Today the House Committee on Energy and Commerce passed the “Territories Health Care Improvement Act” (H.R. 3631).
Timing for full consideration by the House of Representatives has not yet been confirmed.
In anticipation of the Committee’s consideration of the bill today, Chairman Frank Pallone (D-NJ) provided the following description of H.R. 3631:
H.R. 3631, introduced by Reps. Soto and Bilirakis (R-FL), would increase Puerto Rico’s Medicaid funding to approximately $3 billion annually for four years, increase the federal medical assistance percentage (FMAP) for four years, and make important program integrity improvements to Puerto Rico’s Medicaid program.
It would require Puerto Rico to have an asset verification program in place by the end of the third year, and a payment error rate measurement program in place by the end of the fourth year. It would also provide six years of increased federal funding and increased FMAP for the U.S. Virgin Islands, American Samoa, Guam, and the Commonwealth of the Northern Mariana Islands. By the end of year four, the legislation would require all of the territories to have established a Transformed Medicaid Statistical Information System (T-MSIS) and a Medicaid Fraud Control Unit (MFCU).
On July 11, 2019, the Subcommittee on Health met in open markup session and favorably forwarded H.R. 3631 to the full Committee by a voice vote. An amendment is expected to be offered to the AINS that will require additional oversight of the Puerto Rico Medicaid program.
The bill includes $12 billion for Medicaid in Puerto Rico over four years. It also includes additional oversight of the territory’s Medicaid program. Provisions to oversee Puerto Rico’s Medicaid program were added to the legislation after the Health Subcommittee passed the bill last week and before the full Energy and Commerce Committee considered the bill today.
The legislative proposal also included a Sense of Congress regarding the need to develop a permanent legislative solution to provide the territories with a reliable and consistent source of federal funding under the Medicaid program.
The Sense of Congress explains that the territories have spending caps, which means that there is a limit on the amount of money provided for Medicaid, regardless of need. Puerto Rico and the other territories are required to provide Medicaid services, and when the cost goes beyond the cap on federal funds, the territories’ governments have to foot the bill. This leads to financial hardship, an inability to provide needed services, or — more often — both.
“As a result of these Federal funding caps, which have not been adjusted over time,” the Sense of Congress continues, “the territories continue to struggle in managing their Medicaid programs, including planning for their respective financial obligations and managing health care services for low-income adults, children, pregnant women, elderly adults, and persons with disabilities.”
The legislative language notes that Congress has had to come up with new bills six times since 2004, which has included temporary additions of funds and supplemental block grants, and this approach to the problem is inefficient.

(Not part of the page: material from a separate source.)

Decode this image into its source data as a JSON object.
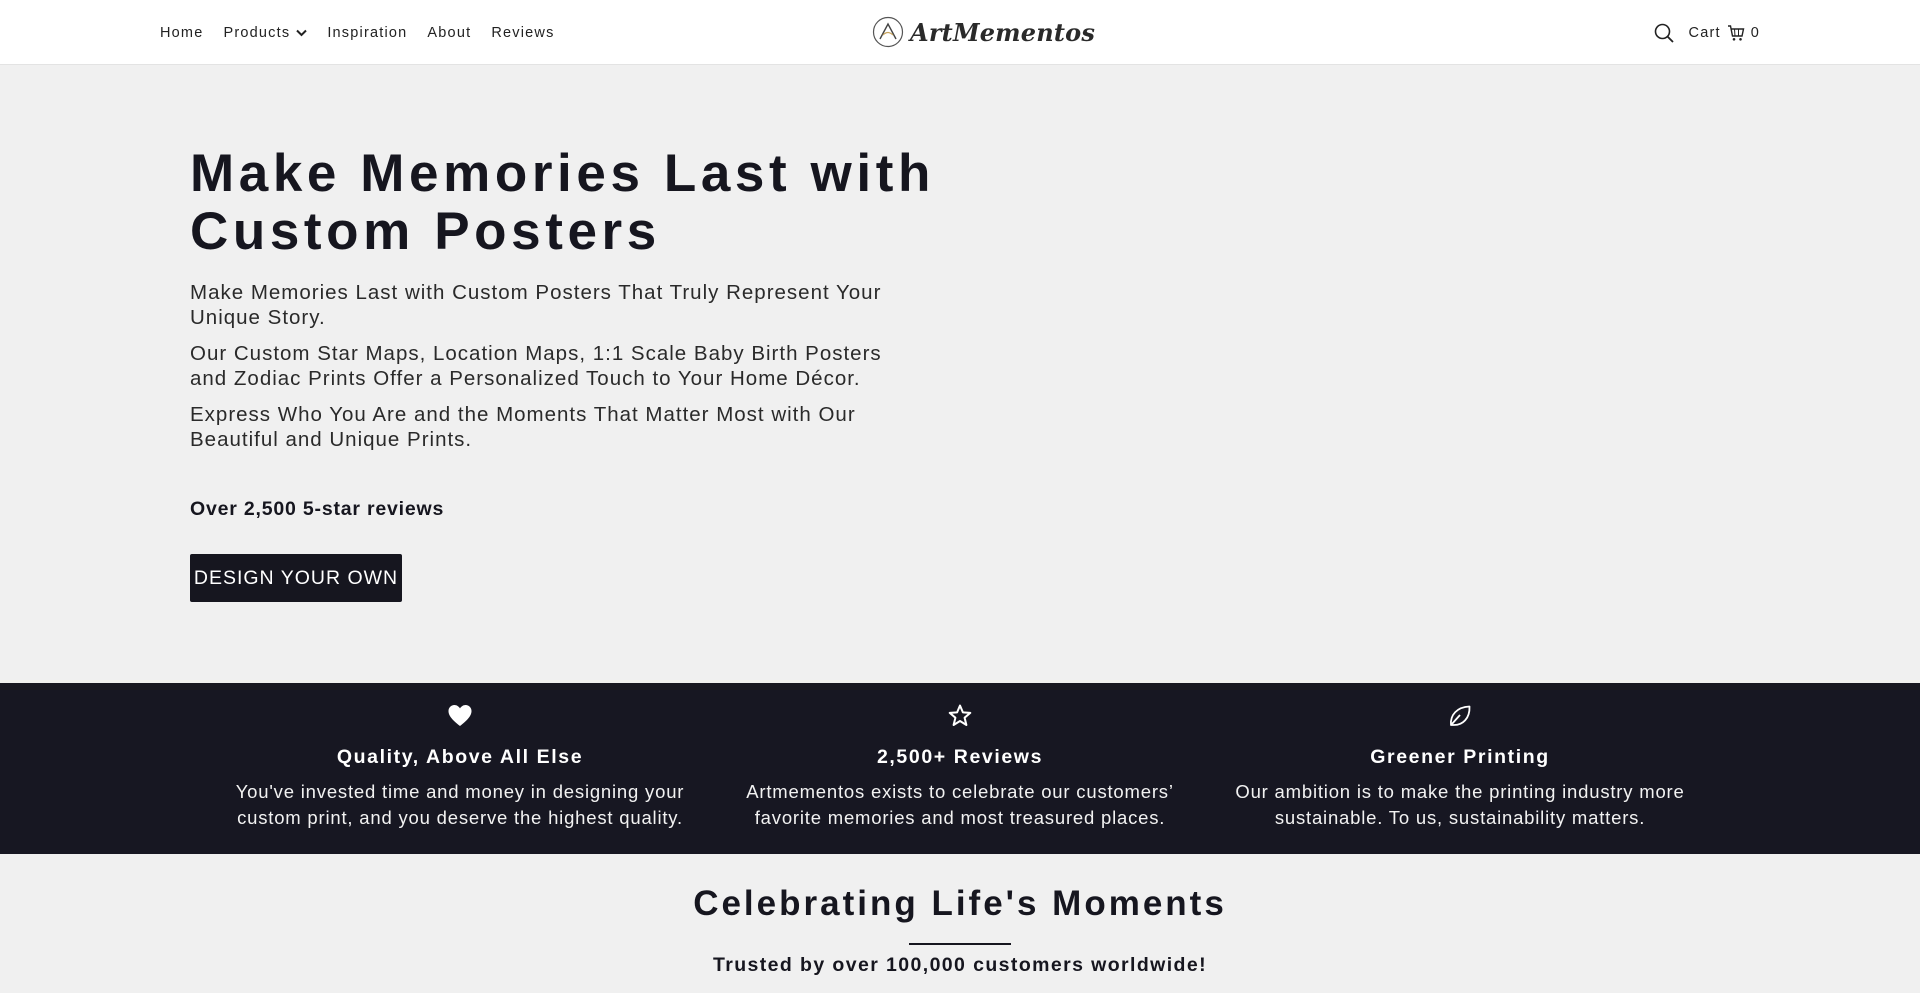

The committee therefore concluded that “a more permanent legislative solution must be developed in order to provide the territories with a reliable and consistent source of Federal funding under their Medicaid programs so that the territories can continue to meet the health care needs of vulnerable populations.”